Public Infrastructure

A Century Plus of Power and Light

This issue features the fifth in a series of essays celebrating the 100th anniversary of the Infrastructure and Regulated Industries Section. Casey Wren, Mark Strain, and Everett Britt trace the growth of electric power—and the involvement of lawyers in the process—from Thomas Edison’s first commercial central power plant on Pearl Street in Manhattan in 1882 to the current day. Our authors tell the story of how the commercialization of electricity transformed the way people lived, as well as the practice of law. Electric utility bond lawyers created the first open-ended mortgages to “finance the phenomenal growth of capital,” political lawyers were “necessary intermediaries between the growing industry and the state,” and labor lawyers “mediated the often contentious relationships between management and the emerging unions.” But among the most valuable legal specialists, according to the authors, were the public utility administrative lawyers, “who dealt with the various regulatory authorities that almost all states established in the first two decades of the twentieth century to supervise the accounting, financial, territorial, and rate aspects of electric utility service.” One hundred plus years later, the idea of “public utility law,” as the Section acknowledged with its name change, is too narrow to reflect what practitioners in the electric and other infrastructure industries actually do. Lawyers were present at most, if not all, of the technological, political, and regulatory developments of the past century in electric power. What will the next century bring? According to the authors, electric power “will remain the muscle of mankind, and lawyers will continue to play their essential role in representing people and whatever institutions are in place to provide what will still be, in whatever form, an essential public service.”

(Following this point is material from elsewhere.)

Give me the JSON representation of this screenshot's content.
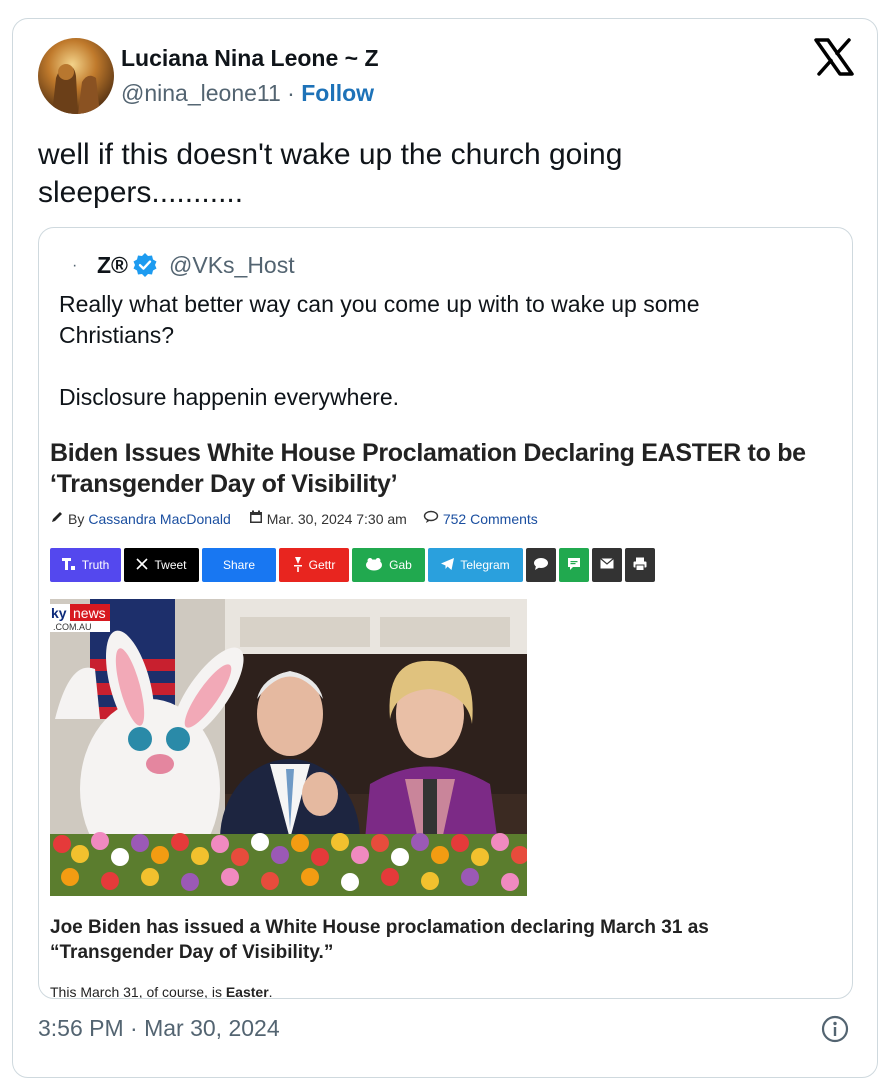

One Hundred Years of State Utility Regulation

This issue of Infrastructure features the fourth in a series of essays celebrating the 100th anniversary of the Infrastructure and Regulated Industries Section. In “One Hundred Years of State Utility Regulation,” the authors trace the evolution of public utility commissions in their respective states (California, Illinois, and Virginia) and find common themes. State commissions “originated from popular anger, distrust, and fear of monopoly enterprises —in most cases, the railroads—and they have never abandoned those roots.” State commissions have often been subject to the public perception that they are “too cozy” with the industries they regulate and the three-way tug of war among state commissions, legislatures, and governors continues. The authors suggest that the “increasingly higher stakes in terms of dollars, social impact, and legal complexity” will push state commissions toward “more formal rules of practice and procedure, more emphasis on transparency in dealing with utility personnel, and probably more frequent resort to state court reviews.”